== Task material ==
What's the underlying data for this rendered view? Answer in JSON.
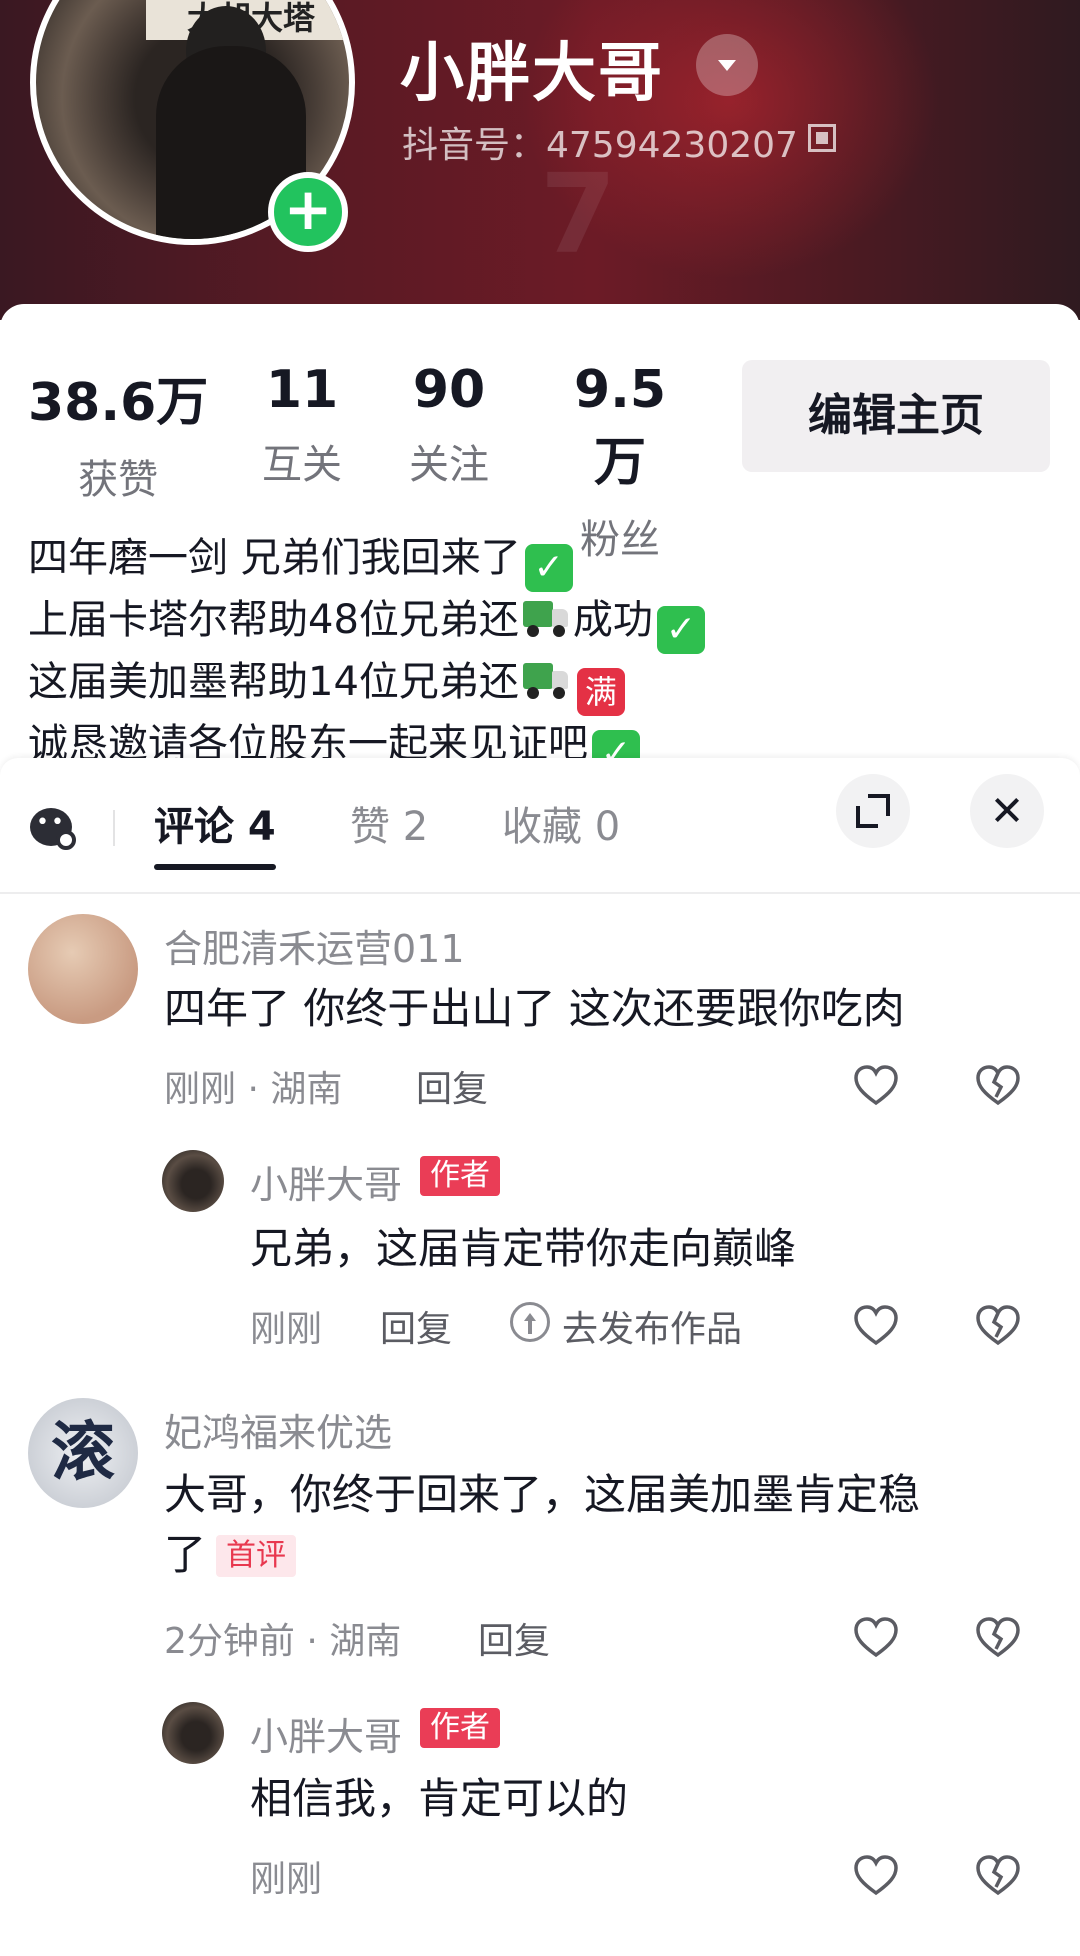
{
  "profile": {
    "name": "小胖大哥",
    "douyin_id": "抖音号：47594230207",
    "avatar_sign_text": "大胡大塔"
  },
  "stats": [
    {
      "value": "38.6万",
      "label": "获赞"
    },
    {
      "value": "11",
      "label": "互关"
    },
    {
      "value": "90",
      "label": "关注"
    },
    {
      "value": "9.5万",
      "label": "粉丝"
    }
  ],
  "edit_button": "编辑主页",
  "bio": {
    "line1": "四年磨一剑 兄弟们我回来了",
    "line2a": "上届卡塔尔帮助48位兄弟还",
    "line2b": "成功",
    "line3": "这届美加墨帮助14位兄弟还",
    "line3_badge": "满",
    "line4": "诚恳邀请各位股东一起来见证吧",
    "check_glyph": "✓"
  },
  "tabs": [
    {
      "label": "评论 4"
    },
    {
      "label": "赞 2"
    },
    {
      "label": "收藏 0"
    }
  ],
  "comments": [
    {
      "user": "合肥清禾运营011",
      "text": "四年了 你终于出山了 这次还要跟你吃肉",
      "time": "刚刚 · 湖南",
      "reply": "回复"
    },
    {
      "user": "小胖大哥",
      "tag": "作者",
      "text": "兄弟，这届肯定带你走向巅峰",
      "time": "刚刚",
      "reply": "回复",
      "publish": "去发布作品"
    },
    {
      "user": "妃鸿福来优选",
      "avatar_char": "滚",
      "text": "大哥，你终于回来了，这届美加墨肯定稳",
      "text2": "了",
      "tag": "首评",
      "time": "2分钟前 · 湖南",
      "reply": "回复"
    },
    {
      "user": "小胖大哥",
      "tag": "作者",
      "text": "相信我，肯定可以的",
      "time": "刚刚"
    }
  ],
  "colors": {
    "accent_red": "#ea3d56",
    "follow_green": "#22c35e"
  }
}
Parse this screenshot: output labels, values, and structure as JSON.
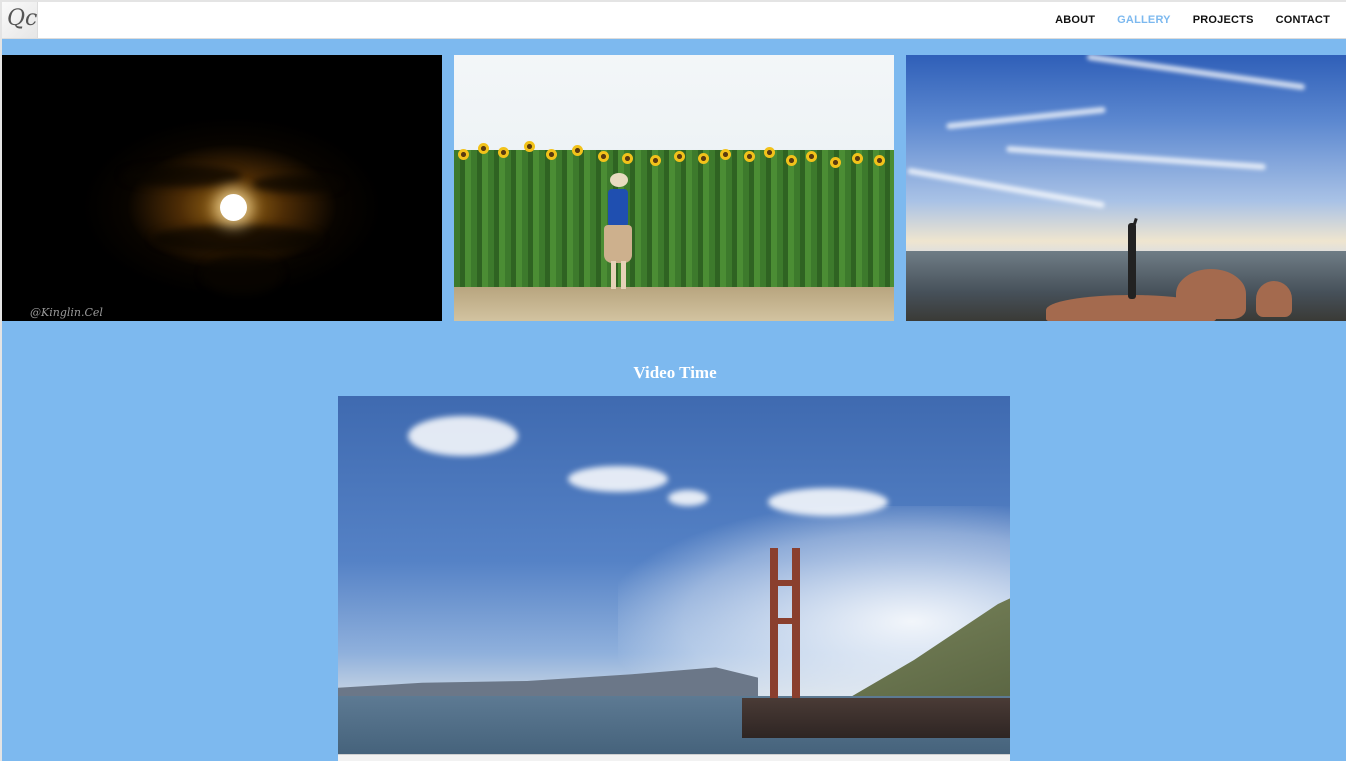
{
  "header": {
    "logo_text": "Qc",
    "nav": [
      {
        "label": "ABOUT",
        "active": false
      },
      {
        "label": "GALLERY",
        "active": true
      },
      {
        "label": "PROJECTS",
        "active": false
      },
      {
        "label": "CONTACT",
        "active": false
      }
    ]
  },
  "gallery": {
    "photos": [
      {
        "subject": "full moon behind clouds",
        "watermark": "@Kinglin.Cel"
      },
      {
        "subject": "woman photographing sunflower field"
      },
      {
        "subject": "hiker on rocky summit under cloudy sky"
      }
    ]
  },
  "video": {
    "title": "Video Time",
    "subject": "Golden Gate Bridge in fog"
  },
  "colors": {
    "page_background": "#7db9ef",
    "active_nav": "#7db9ef",
    "nav_text": "#111111",
    "header_background": "#ffffff"
  }
}
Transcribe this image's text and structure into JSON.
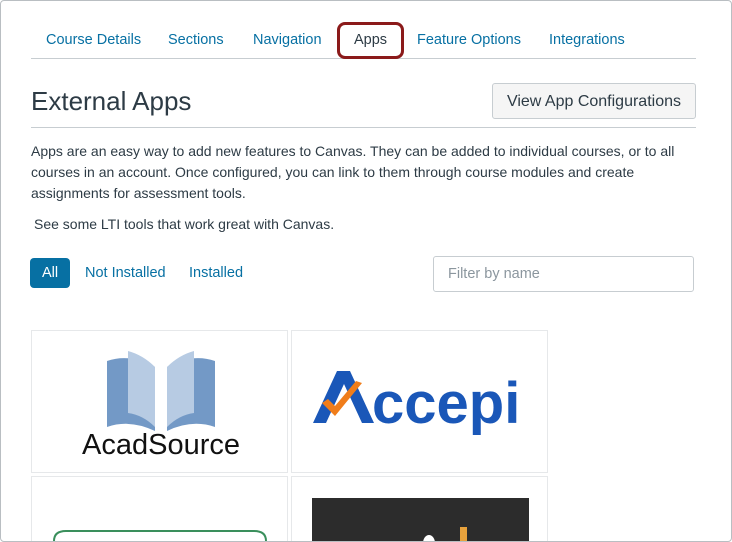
{
  "tabs": {
    "items": [
      "Course Details",
      "Sections",
      "Navigation",
      "Apps",
      "Feature Options",
      "Integrations"
    ],
    "active": "Apps"
  },
  "header": {
    "title": "External Apps",
    "config_button": "View App Configurations"
  },
  "description": "Apps are an easy way to add new features to Canvas. They can be added to individual courses, or to all courses in an account. Once configured, you can link to them through course modules and create assignments for assessment tools.",
  "lti_text": "See some LTI tools that work great with Canvas.",
  "filters": {
    "all": "All",
    "not_installed": "Not Installed",
    "installed": "Installed",
    "search_placeholder": "Filter by name"
  },
  "apps": [
    {
      "name": "AcadSource",
      "logo_text": "AcadSource"
    },
    {
      "name": "Accepi",
      "logo_text": "ccepi"
    }
  ],
  "colors": {
    "link": "#0770a3",
    "active_filter": "#0770a3",
    "highlight_border": "#8b1a1a",
    "accepi_blue": "#1a57b8",
    "accepi_orange": "#f07d1a",
    "book_blue": "#7399c6"
  }
}
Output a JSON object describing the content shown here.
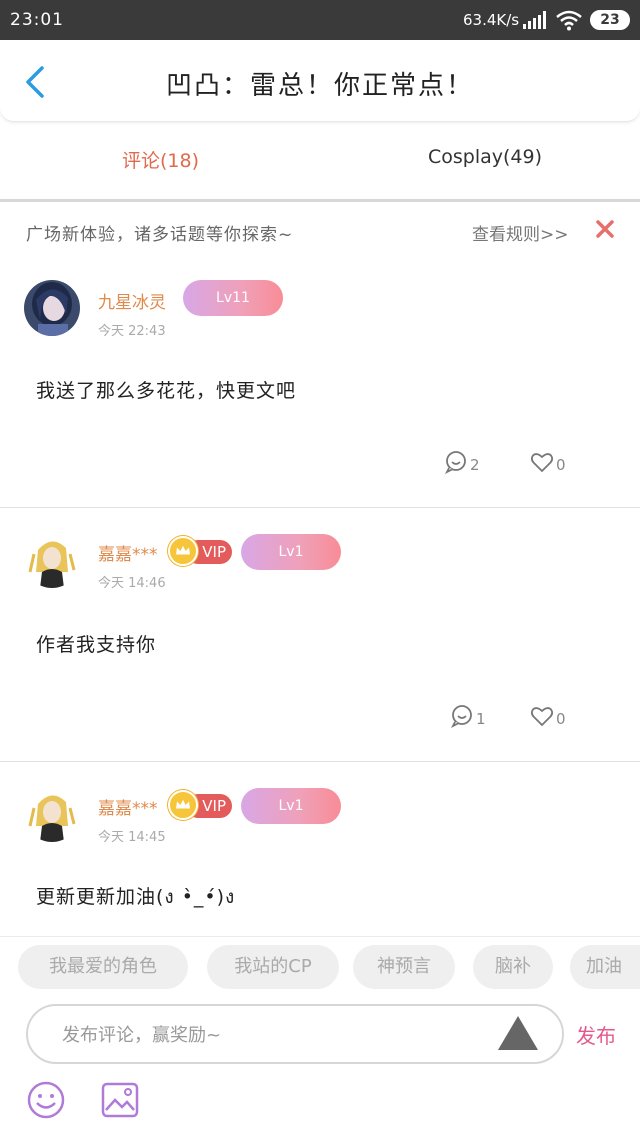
{
  "status_bar": {
    "time": "23:01",
    "speed": "63.4K/s",
    "battery": "23"
  },
  "header": {
    "title": "凹凸：雷总！你正常点！"
  },
  "tabs": [
    {
      "label": "评论(18)",
      "active": true
    },
    {
      "label": "Cosplay(49)",
      "active": false
    }
  ],
  "notice": {
    "text": "广场新体验，诸多话题等你探索~",
    "rules_link": "查看规则>>"
  },
  "comments": [
    {
      "user": "九星冰灵",
      "vip": false,
      "level": "Lv11",
      "time": "今天 22:43",
      "text": "我送了那么多花花，快更文吧",
      "replies": "2",
      "likes": "0"
    },
    {
      "user": "嘉嘉***",
      "vip": true,
      "vip_label": "VIP",
      "level": "Lv1",
      "time": "今天 14:46",
      "text": "作者我支持你",
      "replies": "1",
      "likes": "0"
    },
    {
      "user": "嘉嘉***",
      "vip": true,
      "vip_label": "VIP",
      "level": "Lv1",
      "time": "今天 14:45",
      "text": "更新更新加油(ง •̀_•́)ง"
    }
  ],
  "topic_chips": [
    "我最爱的角色",
    "我站的CP",
    "神预言",
    "脑补",
    "加油"
  ],
  "composer": {
    "placeholder": "发布评论，赢奖励~",
    "publish_label": "发布"
  },
  "colors": {
    "accent_tab": "#e06a4e",
    "username": "#e0894a",
    "vip_red": "#e35b5b",
    "publish": "#e35b8c",
    "back_arrow": "#2d9be0"
  }
}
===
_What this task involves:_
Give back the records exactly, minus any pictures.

_Final answer:_
What's the underlying data for this rendered view? Answer in JSON.
{
  "profile": {
    "name": "小胖大哥",
    "douyin_id": "抖音号：47594230207",
    "avatar_sign_text": "大胡大塔"
  },
  "stats": [
    {
      "value": "38.6万",
      "label": "获赞"
    },
    {
      "value": "11",
      "label": "互关"
    },
    {
      "value": "90",
      "label": "关注"
    },
    {
      "value": "9.5万",
      "label": "粉丝"
    }
  ],
  "edit_button": "编辑主页",
  "bio": {
    "line1": "四年磨一剑 兄弟们我回来了",
    "line2a": "上届卡塔尔帮助48位兄弟还",
    "line2b": "成功",
    "line3": "这届美加墨帮助14位兄弟还",
    "line3_badge": "满",
    "line4": "诚恳邀请各位股东一起来见证吧",
    "check_glyph": "✓"
  },
  "tabs": [
    {
      "label": "评论 4"
    },
    {
      "label": "赞 2"
    },
    {
      "label": "收藏 0"
    }
  ],
  "comments": [
    {
      "user": "合肥清禾运营011",
      "text": "四年了 你终于出山了 这次还要跟你吃肉",
      "time": "刚刚 · 湖南",
      "reply": "回复"
    },
    {
      "user": "小胖大哥",
      "tag": "作者",
      "text": "兄弟，这届肯定带你走向巅峰",
      "time": "刚刚",
      "reply": "回复",
      "publish": "去发布作品"
    },
    {
      "user": "妃鸿福来优选",
      "avatar_char": "滚",
      "text": "大哥，你终于回来了，这届美加墨肯定稳",
      "text2": "了",
      "tag": "首评",
      "time": "2分钟前 · 湖南",
      "reply": "回复"
    },
    {
      "user": "小胖大哥",
      "tag": "作者",
      "text": "相信我，肯定可以的",
      "time": "刚刚"
    }
  ],
  "colors": {
    "accent_red": "#ea3d56",
    "follow_green": "#22c35e"
  }
}
Parse this screenshot: output labels, values, and structure as JSON.
{
  "header": {
    "logo_text": "Qc",
    "nav": [
      {
        "label": "ABOUT",
        "active": false
      },
      {
        "label": "GALLERY",
        "active": true
      },
      {
        "label": "PROJECTS",
        "active": false
      },
      {
        "label": "CONTACT",
        "active": false
      }
    ]
  },
  "gallery": {
    "photos": [
      {
        "subject": "full moon behind clouds",
        "watermark": "@Kinglin.Cel"
      },
      {
        "subject": "woman photographing sunflower field"
      },
      {
        "subject": "hiker on rocky summit under cloudy sky"
      }
    ]
  },
  "video": {
    "title": "Video Time",
    "subject": "Golden Gate Bridge in fog"
  },
  "colors": {
    "page_background": "#7db9ef",
    "active_nav": "#7db9ef",
    "nav_text": "#111111",
    "header_background": "#ffffff"
  }
}
Transcribe this image's text and structure into JSON.
{
  "tabs": {
    "items": [
      "Course Details",
      "Sections",
      "Navigation",
      "Apps",
      "Feature Options",
      "Integrations"
    ],
    "active": "Apps"
  },
  "header": {
    "title": "External Apps",
    "config_button": "View App Configurations"
  },
  "description": "Apps are an easy way to add new features to Canvas. They can be added to individual courses, or to all courses in an account. Once configured, you can link to them through course modules and create assignments for assessment tools.",
  "lti_text": "See some LTI tools that work great with Canvas.",
  "filters": {
    "all": "All",
    "not_installed": "Not Installed",
    "installed": "Installed",
    "search_placeholder": "Filter by name"
  },
  "apps": [
    {
      "name": "AcadSource",
      "logo_text": "AcadSource"
    },
    {
      "name": "Accepi",
      "logo_text": "ccepi"
    }
  ],
  "colors": {
    "link": "#0770a3",
    "active_filter": "#0770a3",
    "highlight_border": "#8b1a1a",
    "accepi_blue": "#1a57b8",
    "accepi_orange": "#f07d1a",
    "book_blue": "#7399c6"
  }
}
Output a JSON object describing the content shown here.
{
  "status_bar": {
    "time": "23:01",
    "speed": "63.4K/s",
    "battery": "23"
  },
  "header": {
    "title": "凹凸：雷总！你正常点！"
  },
  "tabs": [
    {
      "label": "评论(18)",
      "active": true
    },
    {
      "label": "Cosplay(49)",
      "active": false
    }
  ],
  "notice": {
    "text": "广场新体验，诸多话题等你探索~",
    "rules_link": "查看规则>>"
  },
  "comments": [
    {
      "user": "九星冰灵",
      "vip": false,
      "level": "Lv11",
      "time": "今天 22:43",
      "text": "我送了那么多花花，快更文吧",
      "replies": "2",
      "likes": "0"
    },
    {
      "user": "嘉嘉***",
      "vip": true,
      "vip_label": "VIP",
      "level": "Lv1",
      "time": "今天 14:46",
      "text": "作者我支持你",
      "replies": "1",
      "likes": "0"
    },
    {
      "user": "嘉嘉***",
      "vip": true,
      "vip_label": "VIP",
      "level": "Lv1",
      "time": "今天 14:45",
      "text": "更新更新加油(ง •̀_•́)ง"
    }
  ],
  "topic_chips": [
    "我最爱的角色",
    "我站的CP",
    "神预言",
    "脑补",
    "加油"
  ],
  "composer": {
    "placeholder": "发布评论，赢奖励~",
    "publish_label": "发布"
  },
  "colors": {
    "accent_tab": "#e06a4e",
    "username": "#e0894a",
    "vip_red": "#e35b5b",
    "publish": "#e35b8c",
    "back_arrow": "#2d9be0"
  }
}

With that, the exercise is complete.